**TO DO:** Would you please reproduce all the entries exactly, leaving the pictures out?

BEGIN EXERCISE DATA

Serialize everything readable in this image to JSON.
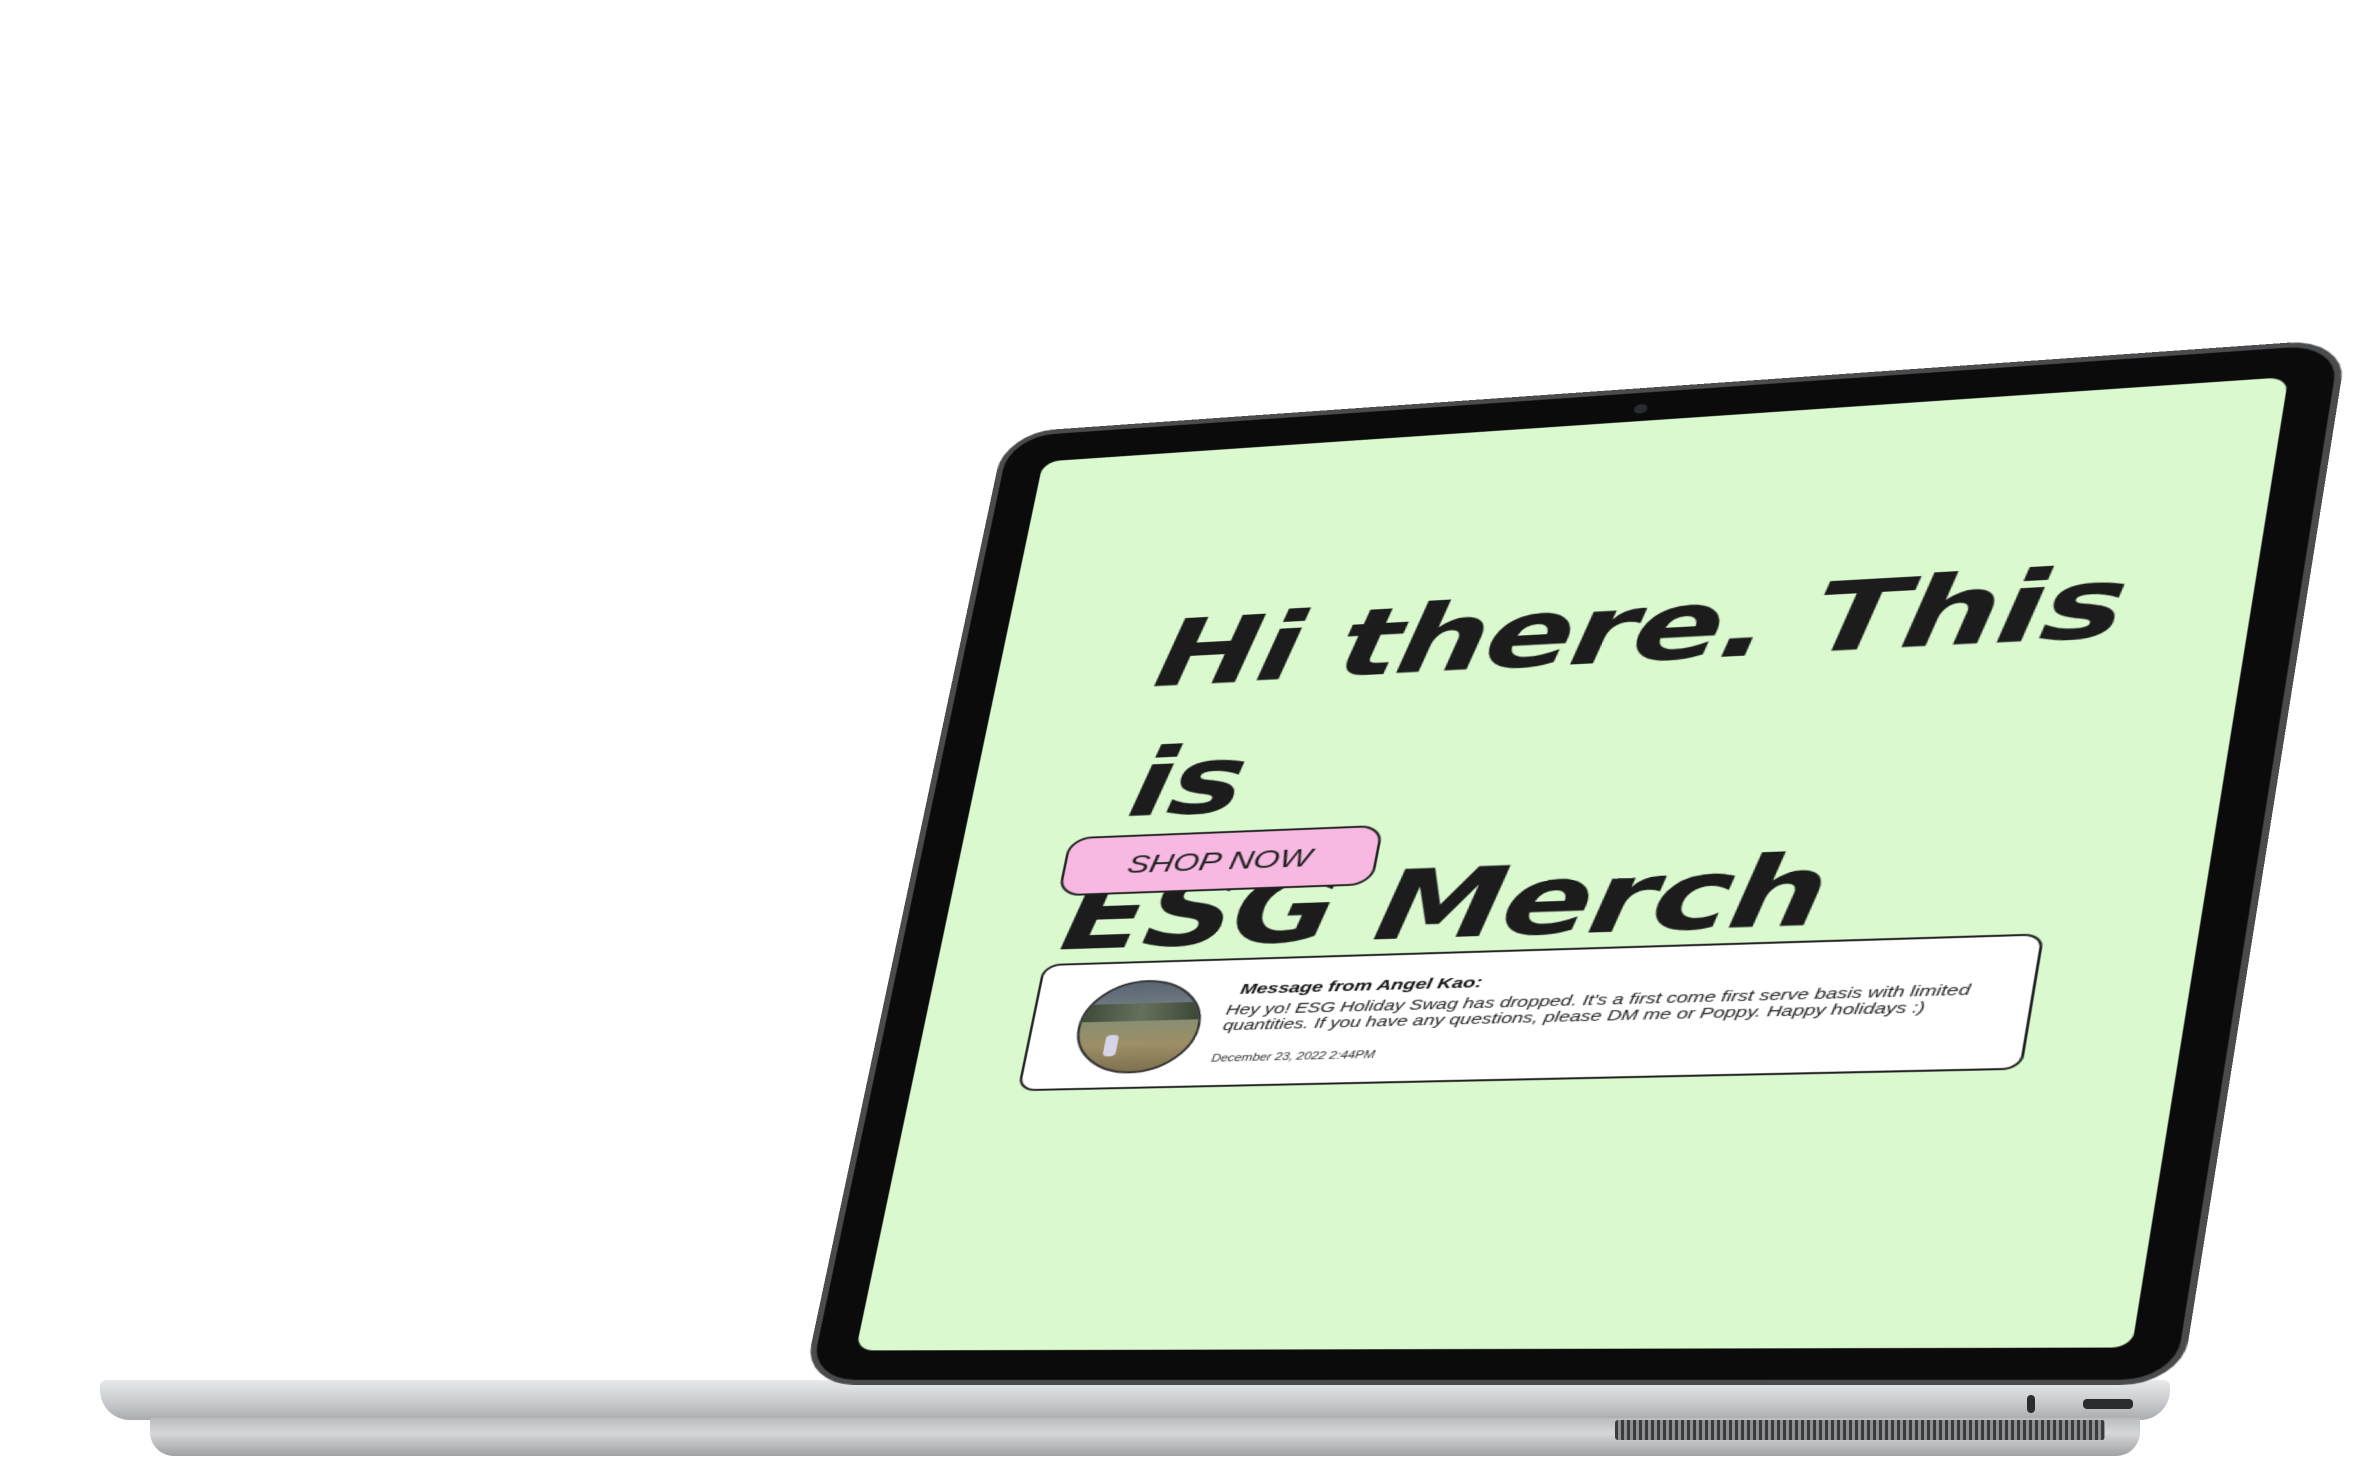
{
  "hero": {
    "line1": "Hi there. This is",
    "line2": "ESG Merch Store."
  },
  "cta": {
    "shop_now_label": "SHOP NOW"
  },
  "message": {
    "title": "Message from Angel Kao:",
    "body": "Hey yo! ESG Holiday Swag has dropped. It's a first come first serve basis with limited quantities. If you have any questions, please DM me or Poppy. Happy holidays :)",
    "timestamp": "December 23, 2022 2:44PM"
  },
  "colors": {
    "screen_background": "#daf9cf",
    "button_background": "#f7b8e2",
    "text": "#1c1c1c"
  },
  "icons": {
    "avatar": "profile-photo"
  }
}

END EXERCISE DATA

**COMPLETED TASK:**
Serialize everything readable in this image to JSON.
{
  "hero": {
    "line1": "Hi there. This is",
    "line2": "ESG Merch Store."
  },
  "cta": {
    "shop_now_label": "SHOP NOW"
  },
  "message": {
    "title": "Message from Angel Kao:",
    "body": "Hey yo! ESG Holiday Swag has dropped. It's a first come first serve basis with limited quantities. If you have any questions, please DM me or Poppy. Happy holidays :)",
    "timestamp": "December 23, 2022 2:44PM"
  },
  "colors": {
    "screen_background": "#daf9cf",
    "button_background": "#f7b8e2",
    "text": "#1c1c1c"
  },
  "icons": {
    "avatar": "profile-photo"
  }
}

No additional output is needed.